We will conduct bi-monthly phone calls to apprentices and farmers from May 2018 until April 2019 to ensure that each is satisfied with the match and the apprenticeship program. In addition, will collect evaluations of the apprenticeship program and compile feedback to improve the following season of apprenticeship enrollment. Future records will include the number of apprentices that graduate the program and continue a career in sustainable agriculture.

The Dairy Grazers Apprenticeship Program received funding to support educating the educators in their apprenticeship program. Support staff are hoping to receive funding to establish a similar teacher training capstone workshop that will focus on practical skills development for farmer educators. This workshop would not be a basic overview of instructional methods but would instead focus on specific skill sets that farmers identify as difficult to teach or learn.

The end product of this process: a formal apprenticeship program, registered with state and potentially federal departments of labor, gives structure and support to on-farm training and related instruction in organic vegetable farm management. States that have apprenticeship standards bureaus can use the Organic Vegetable Farm Manager template for the state to adopt with modifications as needed. States that do not run their own apprenticeship programs can only adopt the template as is.

Sustainability & Support

Every registered apprenticeship program has “sponsors” who are responsible for the overall operation of the program. A sponsor can be an individual businesses, a consortium of businesses, or third-party organizations. The program sponsors may require additional qualifications (beyond the set minimums) to apply for the program, may set the wage minimum of the program, and can shape the program over time. The default for the DWD is for individual employers to be the sponsors for the program with support from DWD staff. Regional officers of the Bureau of Apprenticeship Standards will support apprentices and farmer-educators in finding matches through the completion of the certificate.

This apprenticeship will be sponsored by individual farms in 2018. We are also working with the FairShare CSA Coalition as a third-party sponsor for 2019. As a third-party sponsor, FairShare would be able to help match farmers and apprentices, facilitate paperwork, and provide ongoing support for all program participants. In the final approval meeting, the farmers agreed that they would like to require at least five years of experience for potential farmer-instructors. The most the DWD can screen for is one year in business. Because FairShare already has a robust farmer-vetting process, the greater experience requirement could be added and would lend greater credibility to the program. FairShare will also be able to collaborate with additional organizations such as UW-Extension, UW-Madison, the Midwest Organic Sustainable Education Service (MOSES) and others to provide outreach and support for the apprenticeship overall.

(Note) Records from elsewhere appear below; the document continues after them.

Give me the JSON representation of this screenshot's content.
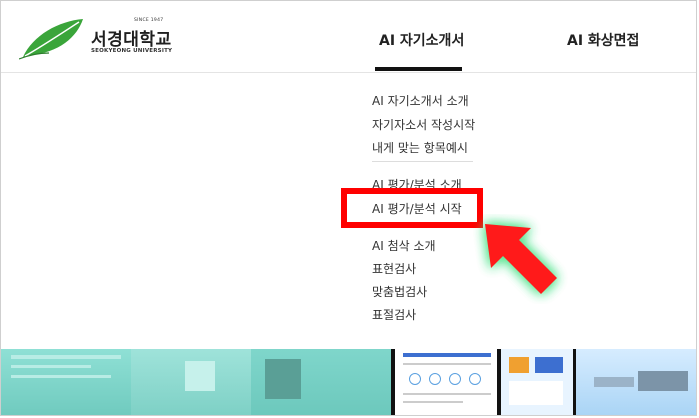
{
  "logo": {
    "name": "서경대학교",
    "since": "SINCE 1947",
    "subtitle": "SEOKYEONG UNIVERSITY"
  },
  "nav": {
    "items": [
      {
        "label": "AI 자기소개서",
        "active": true
      },
      {
        "label": "AI 화상면접",
        "active": false
      }
    ]
  },
  "dropdown": {
    "group1": [
      "AI 자기소개서 소개",
      "자기자소서 작성시작",
      "내게 맞는 항목예시"
    ],
    "group2": [
      "AI 평가/분석 소개",
      "AI 평가/분석 시작"
    ],
    "group3": [
      "AI 첨삭 소개",
      "표현검사",
      "맞춤법검사",
      "표절검사"
    ]
  },
  "colors": {
    "highlight": "#ff0000",
    "arrow": "#ff1a1a",
    "arrow_glow": "#39e07a",
    "brand_green": "#3aa53a",
    "strip_teal": "#7fd6cb"
  }
}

Development of the apprenticeship program emphasized participation and ownership by experienced organic farmers from Wisconsin. Farmers are the best source of information regarding their occupation; their participation generates strong support and buy-in. The farmers who shaped the apprenticeship program and curriculum were experts in diversified organic agriculture. For the successful development of the apprenticeship program, farmers’ opinions need to be heard and reflected in the final product. We hope that the job book and curriculum developed through this process will be useful to other states. They are available on the apprenticeship website at However, we recommend working with local farmers to ensure the apprenticeship program reflects the field of organic agriculture in your region.

References and Citations

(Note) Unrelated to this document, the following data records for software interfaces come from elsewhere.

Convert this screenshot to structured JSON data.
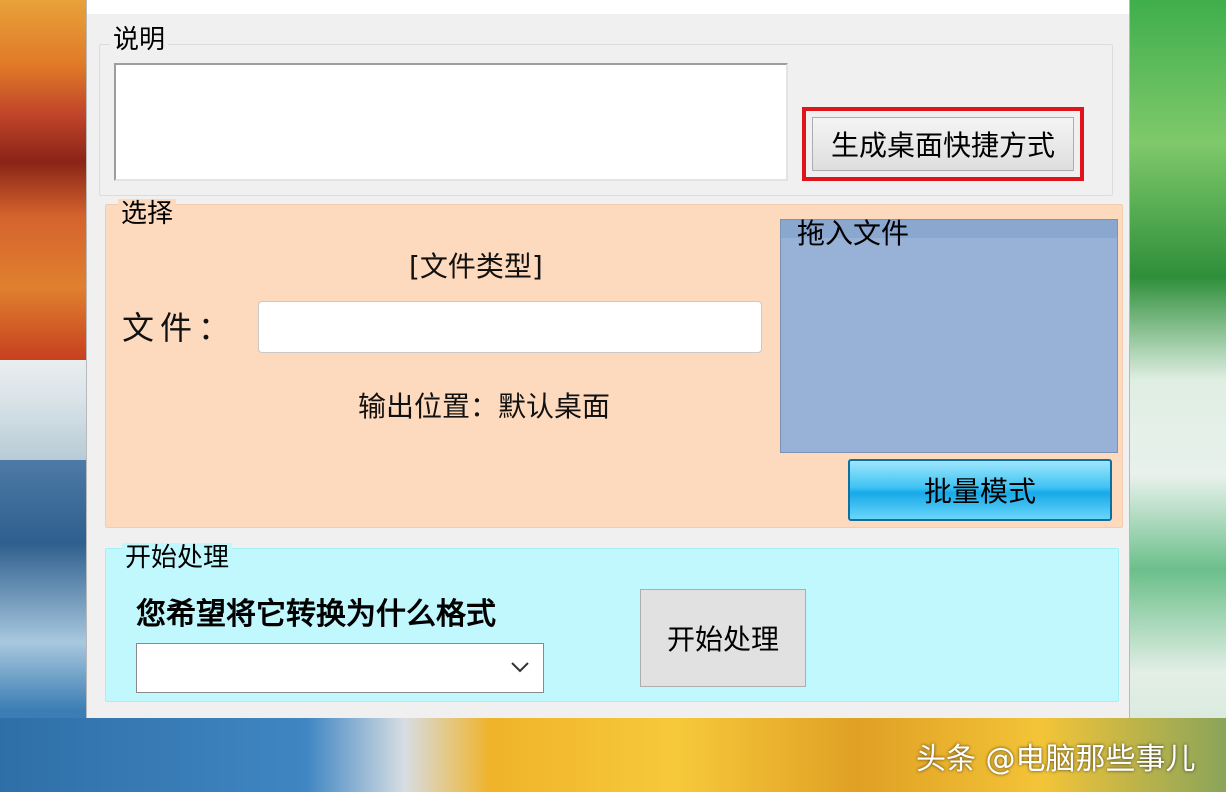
{
  "groups": {
    "description": {
      "title": "说明",
      "text": ""
    },
    "select": {
      "title": "选择",
      "file_type": "[文件类型]",
      "file_label": "文件：",
      "file_value": "",
      "output_location": "输出位置：默认桌面",
      "drop_title": "拖入文件"
    },
    "start": {
      "title": "开始处理",
      "question": "您希望将它转换为什么格式",
      "format_selected": ""
    }
  },
  "buttons": {
    "create_shortcut": "生成桌面快捷方式",
    "batch_mode": "批量模式",
    "start_processing": "开始处理"
  },
  "icons": {
    "dropdown": "chevron-down-icon"
  },
  "colors": {
    "highlight_border": "#e0141b",
    "select_bg": "#fdd9bd",
    "start_bg": "#c1f8fd",
    "drop_bg": "#97b2d6"
  },
  "watermark": "头条 @电脑那些事儿"
}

Additional Resources



Published November 27, 2018

This is an eOrganic article and was reviewed for compliance with National Organic Program regulations by members of the eOrganic community. Always check with your organic certification agency before adopting new practices or using new materials. For more information, refer to eOrganic's articles on organic certification.